Canadian ATC descended us further to 5000 feet and eventually handed us over to Seattle Centre. Even though it was 10 miles plus visibility, I elected for an ILS approach for runway 31L into Boeing field. Practice makes perfect, so taking any chance to shoot a precision approach is always welcome. I was expecting the JAWBN ONE Arrival, but, ATC had other ideas. The controller gave staccato bursts of information over the radio, this was a busy sector, and headings were being given to various aircraft and various altitudes. We had a small jet pass in front below us by about 1000 feet below, and a couple of others off to one side. The standard approach takes you to the west and south for a left hand intercept for the localiser, we were being vectored north of the field and east for a right hand intercept. Eventually the staccato burst came on the radio and passed us over to Boeing Field Approach, where a female controller, calmly issued instructions to several aircraft inbound to the field. we were cleared for the approach maintaining altitude for 31L and asked to all localiser established. As the needles swung in line, I called localiser established and we were cleared to land, but keep our speed up…. we had 8 miles to run. At 4 miles, we were handed over to tower, who immediately asked if we could take 31R…. a shorter runway. I accepted and going visual, banked right slightly to line up with 31R. The threshold of 31R is about half way down the length of 31L so it ment I was low for the approach, so holding altitude for about 4000 feet, should put me about right. I had a little excess speed, as I was expecting 10,000 feet of tarmac to land on, meant I could hold altitude without adding power and slow down at the same time to land on the 3700 foot long 31R.

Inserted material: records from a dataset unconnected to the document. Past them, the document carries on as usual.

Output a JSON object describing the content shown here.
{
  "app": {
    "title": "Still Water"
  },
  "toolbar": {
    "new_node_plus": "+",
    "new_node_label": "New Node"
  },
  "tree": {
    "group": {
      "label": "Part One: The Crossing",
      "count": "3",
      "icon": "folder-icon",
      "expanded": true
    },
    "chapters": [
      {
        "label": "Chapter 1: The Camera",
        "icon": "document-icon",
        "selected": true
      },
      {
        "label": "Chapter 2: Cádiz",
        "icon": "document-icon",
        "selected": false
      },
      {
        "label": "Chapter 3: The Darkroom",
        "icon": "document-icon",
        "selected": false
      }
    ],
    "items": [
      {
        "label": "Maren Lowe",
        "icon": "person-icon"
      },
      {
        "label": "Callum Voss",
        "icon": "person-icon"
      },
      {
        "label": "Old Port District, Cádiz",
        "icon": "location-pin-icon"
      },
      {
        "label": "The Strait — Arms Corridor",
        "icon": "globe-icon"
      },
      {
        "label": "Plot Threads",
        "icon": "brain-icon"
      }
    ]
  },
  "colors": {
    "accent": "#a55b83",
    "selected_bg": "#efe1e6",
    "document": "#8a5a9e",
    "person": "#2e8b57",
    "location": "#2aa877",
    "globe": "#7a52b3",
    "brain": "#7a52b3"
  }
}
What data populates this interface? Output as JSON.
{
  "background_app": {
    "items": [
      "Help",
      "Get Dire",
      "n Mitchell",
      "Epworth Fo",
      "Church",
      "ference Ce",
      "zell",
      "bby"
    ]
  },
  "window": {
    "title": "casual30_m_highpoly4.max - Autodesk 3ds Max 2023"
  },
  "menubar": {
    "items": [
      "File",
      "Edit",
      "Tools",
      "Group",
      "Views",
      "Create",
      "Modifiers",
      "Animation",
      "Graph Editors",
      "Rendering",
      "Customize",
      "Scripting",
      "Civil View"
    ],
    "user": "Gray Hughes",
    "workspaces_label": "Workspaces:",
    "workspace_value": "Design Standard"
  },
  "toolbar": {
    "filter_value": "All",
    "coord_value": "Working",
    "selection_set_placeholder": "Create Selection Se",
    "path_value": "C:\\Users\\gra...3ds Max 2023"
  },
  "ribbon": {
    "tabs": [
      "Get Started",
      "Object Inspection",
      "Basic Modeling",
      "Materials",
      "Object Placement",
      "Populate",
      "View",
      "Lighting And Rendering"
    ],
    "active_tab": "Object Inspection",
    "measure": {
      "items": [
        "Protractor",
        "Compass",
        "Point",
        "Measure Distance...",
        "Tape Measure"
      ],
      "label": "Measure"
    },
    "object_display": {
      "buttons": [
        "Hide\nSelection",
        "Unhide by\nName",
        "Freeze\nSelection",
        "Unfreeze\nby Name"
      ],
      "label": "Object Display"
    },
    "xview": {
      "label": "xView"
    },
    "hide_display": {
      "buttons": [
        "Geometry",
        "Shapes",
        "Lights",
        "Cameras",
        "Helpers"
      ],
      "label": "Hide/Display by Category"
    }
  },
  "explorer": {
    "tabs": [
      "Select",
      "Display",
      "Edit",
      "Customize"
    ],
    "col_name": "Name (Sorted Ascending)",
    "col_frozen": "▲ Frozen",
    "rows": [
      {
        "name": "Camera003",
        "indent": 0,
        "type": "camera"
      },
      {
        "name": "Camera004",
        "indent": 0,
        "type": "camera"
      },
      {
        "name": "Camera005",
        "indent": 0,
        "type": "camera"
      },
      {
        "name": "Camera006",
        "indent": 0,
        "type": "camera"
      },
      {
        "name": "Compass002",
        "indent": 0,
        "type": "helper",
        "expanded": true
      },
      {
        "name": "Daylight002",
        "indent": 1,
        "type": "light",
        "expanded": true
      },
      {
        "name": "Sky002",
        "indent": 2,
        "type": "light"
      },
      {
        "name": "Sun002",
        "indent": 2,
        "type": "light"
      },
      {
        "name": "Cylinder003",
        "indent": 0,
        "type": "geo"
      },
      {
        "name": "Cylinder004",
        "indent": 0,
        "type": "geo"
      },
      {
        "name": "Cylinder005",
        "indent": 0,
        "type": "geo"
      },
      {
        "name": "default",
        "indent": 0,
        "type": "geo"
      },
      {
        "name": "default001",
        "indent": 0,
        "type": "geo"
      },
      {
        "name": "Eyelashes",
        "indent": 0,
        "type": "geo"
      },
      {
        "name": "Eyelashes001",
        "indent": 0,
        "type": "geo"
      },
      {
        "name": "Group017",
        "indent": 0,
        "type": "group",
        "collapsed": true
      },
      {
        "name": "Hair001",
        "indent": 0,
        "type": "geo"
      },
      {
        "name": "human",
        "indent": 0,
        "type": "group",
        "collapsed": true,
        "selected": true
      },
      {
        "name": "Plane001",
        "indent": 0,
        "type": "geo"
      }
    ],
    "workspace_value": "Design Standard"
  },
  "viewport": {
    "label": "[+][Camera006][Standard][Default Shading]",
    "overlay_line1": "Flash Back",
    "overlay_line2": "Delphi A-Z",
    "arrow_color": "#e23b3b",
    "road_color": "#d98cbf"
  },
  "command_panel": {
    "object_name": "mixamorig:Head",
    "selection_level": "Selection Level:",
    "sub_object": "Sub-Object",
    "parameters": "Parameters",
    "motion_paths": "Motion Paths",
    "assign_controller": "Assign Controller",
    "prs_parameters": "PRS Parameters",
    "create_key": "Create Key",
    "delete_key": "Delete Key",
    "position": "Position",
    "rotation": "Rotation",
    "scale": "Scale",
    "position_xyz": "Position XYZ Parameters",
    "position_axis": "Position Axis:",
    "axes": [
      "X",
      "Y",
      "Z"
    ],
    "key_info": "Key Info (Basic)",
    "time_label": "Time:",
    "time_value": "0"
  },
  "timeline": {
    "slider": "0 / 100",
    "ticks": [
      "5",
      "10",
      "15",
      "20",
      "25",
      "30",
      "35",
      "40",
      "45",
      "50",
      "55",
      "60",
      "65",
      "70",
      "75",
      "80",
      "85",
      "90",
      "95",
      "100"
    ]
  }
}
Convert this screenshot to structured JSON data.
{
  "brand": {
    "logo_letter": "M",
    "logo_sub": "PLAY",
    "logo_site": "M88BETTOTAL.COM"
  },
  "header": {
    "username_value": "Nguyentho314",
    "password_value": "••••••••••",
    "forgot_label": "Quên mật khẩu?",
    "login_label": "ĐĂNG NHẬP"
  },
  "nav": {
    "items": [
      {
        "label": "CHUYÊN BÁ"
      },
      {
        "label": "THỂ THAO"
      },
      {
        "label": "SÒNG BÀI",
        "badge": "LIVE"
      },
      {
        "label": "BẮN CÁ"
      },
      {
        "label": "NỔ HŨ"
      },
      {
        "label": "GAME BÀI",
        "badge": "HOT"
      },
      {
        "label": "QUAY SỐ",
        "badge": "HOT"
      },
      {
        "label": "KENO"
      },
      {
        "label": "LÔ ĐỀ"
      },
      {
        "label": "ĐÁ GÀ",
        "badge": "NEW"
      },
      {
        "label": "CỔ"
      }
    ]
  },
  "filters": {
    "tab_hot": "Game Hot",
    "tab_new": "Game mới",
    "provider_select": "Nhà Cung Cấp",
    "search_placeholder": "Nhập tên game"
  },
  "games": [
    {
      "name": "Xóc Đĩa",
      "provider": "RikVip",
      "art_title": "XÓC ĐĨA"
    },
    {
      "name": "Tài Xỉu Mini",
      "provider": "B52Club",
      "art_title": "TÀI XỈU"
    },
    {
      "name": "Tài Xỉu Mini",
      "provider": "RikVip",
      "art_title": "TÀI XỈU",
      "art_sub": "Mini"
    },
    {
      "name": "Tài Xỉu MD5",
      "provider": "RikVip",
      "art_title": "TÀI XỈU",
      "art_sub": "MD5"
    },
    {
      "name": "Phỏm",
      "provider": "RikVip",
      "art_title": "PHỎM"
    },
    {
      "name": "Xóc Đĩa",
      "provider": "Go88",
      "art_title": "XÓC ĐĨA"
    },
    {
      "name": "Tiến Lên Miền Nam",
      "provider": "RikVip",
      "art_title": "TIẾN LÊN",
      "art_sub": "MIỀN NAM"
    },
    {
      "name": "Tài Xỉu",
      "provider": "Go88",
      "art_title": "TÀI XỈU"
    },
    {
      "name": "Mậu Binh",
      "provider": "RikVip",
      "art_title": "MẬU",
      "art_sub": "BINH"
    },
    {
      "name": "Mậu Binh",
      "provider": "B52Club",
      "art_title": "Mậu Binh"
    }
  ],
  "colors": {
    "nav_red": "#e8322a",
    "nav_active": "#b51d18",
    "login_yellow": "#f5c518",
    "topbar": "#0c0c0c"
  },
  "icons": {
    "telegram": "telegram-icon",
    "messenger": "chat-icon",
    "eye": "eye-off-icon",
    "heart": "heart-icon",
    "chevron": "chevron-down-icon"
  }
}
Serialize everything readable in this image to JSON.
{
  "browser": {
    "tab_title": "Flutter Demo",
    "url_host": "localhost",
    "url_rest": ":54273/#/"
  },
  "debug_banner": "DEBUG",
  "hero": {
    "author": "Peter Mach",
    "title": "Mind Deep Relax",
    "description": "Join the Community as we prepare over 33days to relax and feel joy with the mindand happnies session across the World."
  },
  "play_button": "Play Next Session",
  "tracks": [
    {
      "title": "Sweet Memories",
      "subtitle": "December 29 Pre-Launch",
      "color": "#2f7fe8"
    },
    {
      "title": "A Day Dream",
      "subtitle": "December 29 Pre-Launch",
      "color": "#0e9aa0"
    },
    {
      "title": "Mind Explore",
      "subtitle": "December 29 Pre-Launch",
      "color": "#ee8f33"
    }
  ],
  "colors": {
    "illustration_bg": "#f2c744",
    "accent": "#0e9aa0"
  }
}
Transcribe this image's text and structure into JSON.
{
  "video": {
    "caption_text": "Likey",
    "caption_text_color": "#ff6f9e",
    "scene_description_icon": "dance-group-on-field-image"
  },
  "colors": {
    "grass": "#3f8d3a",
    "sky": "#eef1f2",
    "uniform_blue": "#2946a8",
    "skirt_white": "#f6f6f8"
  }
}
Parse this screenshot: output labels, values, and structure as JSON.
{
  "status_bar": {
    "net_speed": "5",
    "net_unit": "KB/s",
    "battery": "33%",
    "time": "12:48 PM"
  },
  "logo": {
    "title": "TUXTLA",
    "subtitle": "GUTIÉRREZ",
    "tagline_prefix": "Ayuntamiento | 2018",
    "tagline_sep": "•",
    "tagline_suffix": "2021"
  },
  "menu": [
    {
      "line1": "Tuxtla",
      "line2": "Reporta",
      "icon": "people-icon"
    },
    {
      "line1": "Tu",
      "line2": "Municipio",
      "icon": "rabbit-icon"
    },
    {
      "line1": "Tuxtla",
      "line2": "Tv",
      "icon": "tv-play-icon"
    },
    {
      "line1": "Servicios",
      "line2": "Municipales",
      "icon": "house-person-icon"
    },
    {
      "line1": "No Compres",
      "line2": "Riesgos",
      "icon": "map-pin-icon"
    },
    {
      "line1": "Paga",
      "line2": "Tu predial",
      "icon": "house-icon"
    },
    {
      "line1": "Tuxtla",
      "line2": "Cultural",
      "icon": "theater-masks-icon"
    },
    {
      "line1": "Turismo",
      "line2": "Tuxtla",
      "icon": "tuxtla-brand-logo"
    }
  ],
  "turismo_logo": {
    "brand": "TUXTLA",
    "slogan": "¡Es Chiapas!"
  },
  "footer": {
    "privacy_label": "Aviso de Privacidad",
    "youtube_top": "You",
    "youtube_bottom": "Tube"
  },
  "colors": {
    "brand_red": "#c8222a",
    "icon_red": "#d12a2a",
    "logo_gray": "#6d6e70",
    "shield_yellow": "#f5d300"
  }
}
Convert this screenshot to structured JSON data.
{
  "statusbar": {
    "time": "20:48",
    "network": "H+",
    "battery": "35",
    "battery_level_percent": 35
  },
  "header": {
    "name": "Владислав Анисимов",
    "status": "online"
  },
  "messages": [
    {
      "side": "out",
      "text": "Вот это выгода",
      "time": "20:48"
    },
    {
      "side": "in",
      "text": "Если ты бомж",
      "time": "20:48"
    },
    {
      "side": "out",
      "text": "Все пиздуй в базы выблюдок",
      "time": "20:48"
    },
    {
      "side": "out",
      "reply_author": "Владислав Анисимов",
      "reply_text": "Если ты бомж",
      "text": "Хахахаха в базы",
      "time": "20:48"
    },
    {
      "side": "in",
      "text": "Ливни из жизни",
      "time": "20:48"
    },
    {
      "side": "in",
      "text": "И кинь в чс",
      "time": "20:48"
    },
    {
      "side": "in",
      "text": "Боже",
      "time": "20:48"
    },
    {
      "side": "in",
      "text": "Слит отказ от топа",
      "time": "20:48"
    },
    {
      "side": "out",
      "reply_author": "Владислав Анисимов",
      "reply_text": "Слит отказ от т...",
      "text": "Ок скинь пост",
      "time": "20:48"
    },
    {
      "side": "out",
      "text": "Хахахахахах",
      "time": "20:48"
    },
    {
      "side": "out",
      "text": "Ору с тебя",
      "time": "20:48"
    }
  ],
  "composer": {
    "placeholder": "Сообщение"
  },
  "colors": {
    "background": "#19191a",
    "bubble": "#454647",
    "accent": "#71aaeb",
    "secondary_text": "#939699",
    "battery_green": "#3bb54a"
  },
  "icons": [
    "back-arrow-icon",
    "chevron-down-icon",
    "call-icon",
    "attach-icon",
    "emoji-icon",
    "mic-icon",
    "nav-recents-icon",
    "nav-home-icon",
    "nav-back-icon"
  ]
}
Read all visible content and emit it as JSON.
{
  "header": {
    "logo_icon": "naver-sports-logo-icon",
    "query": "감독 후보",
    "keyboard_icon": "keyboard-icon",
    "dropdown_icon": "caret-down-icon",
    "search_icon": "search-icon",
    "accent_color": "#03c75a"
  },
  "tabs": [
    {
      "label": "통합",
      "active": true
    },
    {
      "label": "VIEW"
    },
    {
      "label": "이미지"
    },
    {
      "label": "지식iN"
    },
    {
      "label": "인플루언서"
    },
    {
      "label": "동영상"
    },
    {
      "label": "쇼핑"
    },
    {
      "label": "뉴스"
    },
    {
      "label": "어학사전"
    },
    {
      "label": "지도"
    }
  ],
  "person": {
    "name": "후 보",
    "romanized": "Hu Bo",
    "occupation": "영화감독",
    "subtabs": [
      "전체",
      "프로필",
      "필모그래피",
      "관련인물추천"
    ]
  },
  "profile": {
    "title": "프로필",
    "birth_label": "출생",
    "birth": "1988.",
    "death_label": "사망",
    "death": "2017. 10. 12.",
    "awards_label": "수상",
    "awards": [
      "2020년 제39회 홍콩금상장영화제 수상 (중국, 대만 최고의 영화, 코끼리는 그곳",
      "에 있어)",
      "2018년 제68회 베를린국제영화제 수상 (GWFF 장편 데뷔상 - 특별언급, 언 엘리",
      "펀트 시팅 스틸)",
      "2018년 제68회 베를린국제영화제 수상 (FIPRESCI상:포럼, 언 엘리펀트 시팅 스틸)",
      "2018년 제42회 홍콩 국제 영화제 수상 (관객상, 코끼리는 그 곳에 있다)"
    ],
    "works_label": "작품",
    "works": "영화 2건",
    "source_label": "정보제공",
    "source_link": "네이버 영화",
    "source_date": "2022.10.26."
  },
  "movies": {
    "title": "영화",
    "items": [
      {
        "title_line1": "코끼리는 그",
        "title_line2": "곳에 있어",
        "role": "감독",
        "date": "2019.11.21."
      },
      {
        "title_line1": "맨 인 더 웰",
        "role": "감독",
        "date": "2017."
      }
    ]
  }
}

Touching down just after the LDZ markers allowed me to slow down for the A4 turnoff, about mid way down the runway and we changed to ground to get directions to Galvin Flying Services, the FBO we had booked in with.
We had a room arranged at the Museum of Flight, courtesy of Beverly Fogal, an IFFR member here in Seattle, and Galvin Flying Services arranged for one of their shuttle buses to take us over tot he other side of the field to the Museum. While we were waiting in the offices of Galvin, there was a phone call for me, it was Bruce Warren, the guy I worked with 10 years ago, when he was with Boeing, based at BAE Systems, in Warton, Lancashire.
Blue Angels taxi in after us..!
One of the last things I said to Bruce was “One day. I’ll fly into Boeing Field and land right in front of your office”…. it has taken me 10 years, 11,000 miles to do it…. but I have done what I promised, such a long time ago.
I suppose I should also mention that just as we parked up on the apron, the famous Blue Angels display team did a fly-by and landed….. could it be coincidence…. or did some one arrange it?
The rest of the evening, is for another time.
Tomorrow, we are off to Everett, so see the Boeing production line in the worlds largest enclosed space…. and the new 787 Dreamliner.
Resume own navigation and watch for traffic.